In addition to Zika scares, the impeachment of President Dilma Rousseff and people throwing water onto the Olympic torch, the Rio de Janeiro Olympics are also facing major security concerns just a month before the start of the Olympic Games.
On Monday, police protested being unpaid for their services. A sign saying, “Welcome to Hell. Police and firefighters don’t get paid, whoever comes to Rio de Janeiro will not be safe,” was hung outside Rio’s airport for tourists and visitors to see.
“This is the most serious issue in Rio and the state is doing a terrible, horrible job,” said Rio mayor Eduardo Paes to CNN. “It’s completely failing at its work of policing and taking care of people.”
These comments occurred after Rio de Janeiro state officials issued an executive order to use emergency funds from the federal government to pay bonuses and overtime to police officers last week. Pay is expected to be distributed later this week.
For the Olympics, 85,000 additional police officers, including police from other Brazilian states and military personnel, will arrive in Rio, according to The Justice Ministry.
”(During the Games) the army, the navy, everyone is going to be here,” said Paes. “Fortunately the state will not be responsible for security during that period.”
However, some citizens are also concerned with police brutality, as death rates have increased—police officers killed 40 people in May, compared to 17 people last year, according to Amnesty International. Many of the victims were young, black men from low-income areas. State security officials have responded to these concerns by expelling officers that use excessive force and decreasing the use of heavy weapons in the police force, reports CNN.
Police are also worried about their own safety, pointing to the police departments being underfunded as cause for concern. “You encounter a drug trafficker armed with lots of ammunition and you only have only 20 bullets. It is absurd,” an anonymous police officer told CNN. Others have raised concerns of Rio’s police mainly being used to protect tourist-heavy areas, rather than poorer areas run by gangs.
State officials and Olympics representatives alike have tried to dispel concerns over safety by reassuring citizens and tourists that Rio is safe.

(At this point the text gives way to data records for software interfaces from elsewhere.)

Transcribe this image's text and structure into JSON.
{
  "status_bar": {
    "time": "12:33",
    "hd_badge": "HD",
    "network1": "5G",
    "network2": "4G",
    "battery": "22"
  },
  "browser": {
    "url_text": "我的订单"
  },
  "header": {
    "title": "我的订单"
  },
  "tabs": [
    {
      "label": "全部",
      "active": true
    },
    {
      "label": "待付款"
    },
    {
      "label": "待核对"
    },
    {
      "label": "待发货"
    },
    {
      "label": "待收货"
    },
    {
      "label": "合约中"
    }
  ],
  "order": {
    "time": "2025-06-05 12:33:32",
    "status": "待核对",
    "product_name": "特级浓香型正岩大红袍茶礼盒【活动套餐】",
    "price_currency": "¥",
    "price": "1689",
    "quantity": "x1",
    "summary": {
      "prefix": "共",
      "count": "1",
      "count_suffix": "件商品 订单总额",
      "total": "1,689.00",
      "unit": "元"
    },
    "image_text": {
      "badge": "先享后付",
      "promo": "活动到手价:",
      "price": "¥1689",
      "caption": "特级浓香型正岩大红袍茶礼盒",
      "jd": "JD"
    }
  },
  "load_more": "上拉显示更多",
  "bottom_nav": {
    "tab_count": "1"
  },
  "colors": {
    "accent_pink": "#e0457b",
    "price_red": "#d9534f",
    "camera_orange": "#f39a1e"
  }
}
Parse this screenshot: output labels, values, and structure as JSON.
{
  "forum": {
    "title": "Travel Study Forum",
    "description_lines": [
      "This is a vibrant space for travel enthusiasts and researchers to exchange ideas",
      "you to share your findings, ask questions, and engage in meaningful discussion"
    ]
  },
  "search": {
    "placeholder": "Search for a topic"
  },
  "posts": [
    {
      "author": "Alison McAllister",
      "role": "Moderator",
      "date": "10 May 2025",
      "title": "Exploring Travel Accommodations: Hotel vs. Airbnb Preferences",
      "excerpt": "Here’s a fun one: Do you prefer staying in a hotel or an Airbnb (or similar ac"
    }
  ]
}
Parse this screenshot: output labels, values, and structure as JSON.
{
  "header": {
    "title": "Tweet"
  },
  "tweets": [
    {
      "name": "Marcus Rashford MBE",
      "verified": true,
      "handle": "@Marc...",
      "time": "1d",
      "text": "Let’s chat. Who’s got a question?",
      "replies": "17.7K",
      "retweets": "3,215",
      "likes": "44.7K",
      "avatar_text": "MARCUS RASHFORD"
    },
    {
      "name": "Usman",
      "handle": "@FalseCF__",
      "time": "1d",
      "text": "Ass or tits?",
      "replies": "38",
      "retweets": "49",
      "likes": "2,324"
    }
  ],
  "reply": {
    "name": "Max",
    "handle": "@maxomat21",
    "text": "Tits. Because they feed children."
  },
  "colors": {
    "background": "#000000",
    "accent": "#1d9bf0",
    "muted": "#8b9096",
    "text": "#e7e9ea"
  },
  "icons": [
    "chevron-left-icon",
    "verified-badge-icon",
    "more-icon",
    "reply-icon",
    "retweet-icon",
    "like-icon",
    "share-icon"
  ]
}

“We are ready to start the games,” said Carlos Arthur Nuzman, president of the Rio 2016 Organizing Committee. “They will be a maximum success in this beautiful city of ours.”